> [Problem to work on]:
Copy every line of the following data that includes the string "Customer".

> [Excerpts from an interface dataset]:

# # #

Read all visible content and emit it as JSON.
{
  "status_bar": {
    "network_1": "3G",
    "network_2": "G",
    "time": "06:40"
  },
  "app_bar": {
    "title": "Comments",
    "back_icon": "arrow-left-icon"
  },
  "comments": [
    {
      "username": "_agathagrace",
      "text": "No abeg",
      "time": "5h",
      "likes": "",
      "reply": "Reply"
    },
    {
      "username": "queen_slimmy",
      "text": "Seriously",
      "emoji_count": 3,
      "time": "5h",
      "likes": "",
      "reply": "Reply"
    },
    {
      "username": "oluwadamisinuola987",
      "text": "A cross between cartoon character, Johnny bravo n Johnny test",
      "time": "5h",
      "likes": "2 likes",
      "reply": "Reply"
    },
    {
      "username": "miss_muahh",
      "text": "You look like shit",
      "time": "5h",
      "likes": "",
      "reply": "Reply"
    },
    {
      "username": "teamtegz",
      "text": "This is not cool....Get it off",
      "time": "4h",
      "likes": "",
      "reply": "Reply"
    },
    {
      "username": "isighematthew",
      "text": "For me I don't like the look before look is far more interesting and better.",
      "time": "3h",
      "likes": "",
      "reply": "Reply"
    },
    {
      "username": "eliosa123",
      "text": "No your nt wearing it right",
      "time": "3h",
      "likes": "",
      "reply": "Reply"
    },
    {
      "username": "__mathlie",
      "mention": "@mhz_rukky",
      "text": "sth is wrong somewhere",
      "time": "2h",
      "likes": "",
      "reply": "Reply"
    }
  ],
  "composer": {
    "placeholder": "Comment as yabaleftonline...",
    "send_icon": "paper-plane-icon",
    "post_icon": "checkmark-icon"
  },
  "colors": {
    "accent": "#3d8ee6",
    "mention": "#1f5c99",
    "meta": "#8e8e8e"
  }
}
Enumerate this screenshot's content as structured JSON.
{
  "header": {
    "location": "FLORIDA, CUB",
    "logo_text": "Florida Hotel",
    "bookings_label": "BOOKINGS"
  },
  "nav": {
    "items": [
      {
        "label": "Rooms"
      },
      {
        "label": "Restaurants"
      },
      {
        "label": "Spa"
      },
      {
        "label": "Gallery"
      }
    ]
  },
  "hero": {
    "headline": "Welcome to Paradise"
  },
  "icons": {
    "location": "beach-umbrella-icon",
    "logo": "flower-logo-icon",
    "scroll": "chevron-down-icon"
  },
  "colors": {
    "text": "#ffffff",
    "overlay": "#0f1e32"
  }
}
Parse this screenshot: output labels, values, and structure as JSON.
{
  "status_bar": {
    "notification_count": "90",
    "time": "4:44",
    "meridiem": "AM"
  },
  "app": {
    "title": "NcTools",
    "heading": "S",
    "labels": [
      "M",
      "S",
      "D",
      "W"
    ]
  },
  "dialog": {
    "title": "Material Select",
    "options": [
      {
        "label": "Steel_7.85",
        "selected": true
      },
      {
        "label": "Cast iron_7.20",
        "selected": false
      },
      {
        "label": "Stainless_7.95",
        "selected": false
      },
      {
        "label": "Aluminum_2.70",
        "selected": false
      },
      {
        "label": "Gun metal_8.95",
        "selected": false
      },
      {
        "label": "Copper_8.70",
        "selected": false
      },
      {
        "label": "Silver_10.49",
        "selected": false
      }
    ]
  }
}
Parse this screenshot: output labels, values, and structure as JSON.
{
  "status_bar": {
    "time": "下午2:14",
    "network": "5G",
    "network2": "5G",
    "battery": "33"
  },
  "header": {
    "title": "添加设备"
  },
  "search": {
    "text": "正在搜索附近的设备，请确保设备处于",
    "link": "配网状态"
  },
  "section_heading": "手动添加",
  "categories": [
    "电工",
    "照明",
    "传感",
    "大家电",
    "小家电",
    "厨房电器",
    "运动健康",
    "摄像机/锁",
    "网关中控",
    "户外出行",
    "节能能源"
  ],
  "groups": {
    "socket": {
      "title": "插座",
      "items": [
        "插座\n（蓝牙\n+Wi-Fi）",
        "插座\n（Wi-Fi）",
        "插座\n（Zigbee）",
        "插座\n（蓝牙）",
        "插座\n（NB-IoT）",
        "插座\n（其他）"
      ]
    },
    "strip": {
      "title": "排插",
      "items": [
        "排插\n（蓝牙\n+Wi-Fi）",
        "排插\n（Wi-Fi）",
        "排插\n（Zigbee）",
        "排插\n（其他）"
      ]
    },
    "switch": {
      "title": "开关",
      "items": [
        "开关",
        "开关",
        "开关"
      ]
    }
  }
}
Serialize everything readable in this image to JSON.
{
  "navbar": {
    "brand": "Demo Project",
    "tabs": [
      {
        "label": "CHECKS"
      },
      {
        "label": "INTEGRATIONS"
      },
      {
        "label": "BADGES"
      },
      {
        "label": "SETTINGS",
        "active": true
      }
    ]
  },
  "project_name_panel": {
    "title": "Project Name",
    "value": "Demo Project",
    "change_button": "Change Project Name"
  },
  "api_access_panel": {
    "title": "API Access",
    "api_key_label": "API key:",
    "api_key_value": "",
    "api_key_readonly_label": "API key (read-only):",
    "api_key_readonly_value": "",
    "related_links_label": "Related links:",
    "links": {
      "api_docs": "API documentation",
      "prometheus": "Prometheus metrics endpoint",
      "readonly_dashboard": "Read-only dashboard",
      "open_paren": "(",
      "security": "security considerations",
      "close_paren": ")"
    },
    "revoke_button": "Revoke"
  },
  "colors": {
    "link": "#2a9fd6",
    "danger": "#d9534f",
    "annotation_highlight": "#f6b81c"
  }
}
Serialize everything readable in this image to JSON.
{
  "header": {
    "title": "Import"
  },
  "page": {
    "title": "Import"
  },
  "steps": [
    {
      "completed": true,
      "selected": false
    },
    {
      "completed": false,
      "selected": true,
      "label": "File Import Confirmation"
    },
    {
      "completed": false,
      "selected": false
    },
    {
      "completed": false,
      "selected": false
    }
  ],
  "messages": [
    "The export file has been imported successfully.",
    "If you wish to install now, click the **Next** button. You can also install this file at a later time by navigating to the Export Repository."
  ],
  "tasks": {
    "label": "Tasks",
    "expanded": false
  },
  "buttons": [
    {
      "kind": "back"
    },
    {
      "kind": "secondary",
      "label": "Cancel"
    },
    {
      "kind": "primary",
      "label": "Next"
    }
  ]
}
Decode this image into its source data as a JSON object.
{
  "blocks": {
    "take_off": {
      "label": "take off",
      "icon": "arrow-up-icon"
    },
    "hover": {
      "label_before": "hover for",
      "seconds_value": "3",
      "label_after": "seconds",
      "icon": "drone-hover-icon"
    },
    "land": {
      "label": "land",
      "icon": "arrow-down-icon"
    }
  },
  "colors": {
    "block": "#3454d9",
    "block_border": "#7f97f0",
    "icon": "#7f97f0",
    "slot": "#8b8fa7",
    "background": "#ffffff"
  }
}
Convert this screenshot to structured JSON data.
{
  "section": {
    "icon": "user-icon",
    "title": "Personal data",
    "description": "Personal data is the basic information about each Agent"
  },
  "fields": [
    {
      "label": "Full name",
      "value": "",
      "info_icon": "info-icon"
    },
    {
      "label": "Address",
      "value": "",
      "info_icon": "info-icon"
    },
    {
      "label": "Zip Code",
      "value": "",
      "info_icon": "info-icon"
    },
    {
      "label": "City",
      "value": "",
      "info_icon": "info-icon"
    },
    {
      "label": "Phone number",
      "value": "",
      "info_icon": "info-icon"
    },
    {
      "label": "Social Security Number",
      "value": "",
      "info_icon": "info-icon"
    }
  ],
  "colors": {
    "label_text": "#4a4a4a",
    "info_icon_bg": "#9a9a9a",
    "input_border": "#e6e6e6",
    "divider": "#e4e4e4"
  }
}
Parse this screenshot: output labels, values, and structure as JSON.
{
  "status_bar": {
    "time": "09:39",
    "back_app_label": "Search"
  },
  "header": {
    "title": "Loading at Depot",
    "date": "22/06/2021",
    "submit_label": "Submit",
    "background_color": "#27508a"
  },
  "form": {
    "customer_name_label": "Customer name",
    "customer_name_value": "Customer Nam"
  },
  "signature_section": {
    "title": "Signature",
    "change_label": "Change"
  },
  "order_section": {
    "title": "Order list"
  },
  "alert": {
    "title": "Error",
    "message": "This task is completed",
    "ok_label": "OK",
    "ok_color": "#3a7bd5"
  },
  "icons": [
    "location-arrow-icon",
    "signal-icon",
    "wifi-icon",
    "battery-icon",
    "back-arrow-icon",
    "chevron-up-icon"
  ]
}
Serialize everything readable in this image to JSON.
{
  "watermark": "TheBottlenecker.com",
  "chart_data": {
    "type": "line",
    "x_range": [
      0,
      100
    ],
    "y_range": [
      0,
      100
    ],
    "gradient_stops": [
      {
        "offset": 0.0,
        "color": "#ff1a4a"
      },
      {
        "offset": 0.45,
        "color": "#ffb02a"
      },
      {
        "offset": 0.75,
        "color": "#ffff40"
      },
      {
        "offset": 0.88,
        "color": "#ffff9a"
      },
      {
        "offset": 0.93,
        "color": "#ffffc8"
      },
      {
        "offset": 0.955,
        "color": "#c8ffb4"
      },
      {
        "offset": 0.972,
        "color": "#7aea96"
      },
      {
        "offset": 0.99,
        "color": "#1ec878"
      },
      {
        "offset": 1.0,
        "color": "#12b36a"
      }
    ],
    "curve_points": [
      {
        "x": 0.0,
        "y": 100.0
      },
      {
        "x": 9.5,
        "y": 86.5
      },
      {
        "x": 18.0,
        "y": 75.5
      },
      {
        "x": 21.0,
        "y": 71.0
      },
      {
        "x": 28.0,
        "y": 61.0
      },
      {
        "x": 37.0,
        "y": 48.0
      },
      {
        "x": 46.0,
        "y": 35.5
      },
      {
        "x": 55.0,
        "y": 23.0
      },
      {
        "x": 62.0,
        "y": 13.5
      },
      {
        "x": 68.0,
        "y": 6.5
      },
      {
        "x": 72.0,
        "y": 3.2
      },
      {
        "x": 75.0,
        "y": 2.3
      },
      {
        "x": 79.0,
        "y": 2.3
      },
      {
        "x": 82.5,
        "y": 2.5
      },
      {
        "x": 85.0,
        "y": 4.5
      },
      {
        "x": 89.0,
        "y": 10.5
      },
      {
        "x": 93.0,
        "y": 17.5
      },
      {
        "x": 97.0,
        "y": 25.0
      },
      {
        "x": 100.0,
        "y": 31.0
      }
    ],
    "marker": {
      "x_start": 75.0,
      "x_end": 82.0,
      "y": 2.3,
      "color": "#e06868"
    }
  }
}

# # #

> [Exercise response]:
    "customer_name_label": "Customer name",
    "customer_name_value": "Customer Nam"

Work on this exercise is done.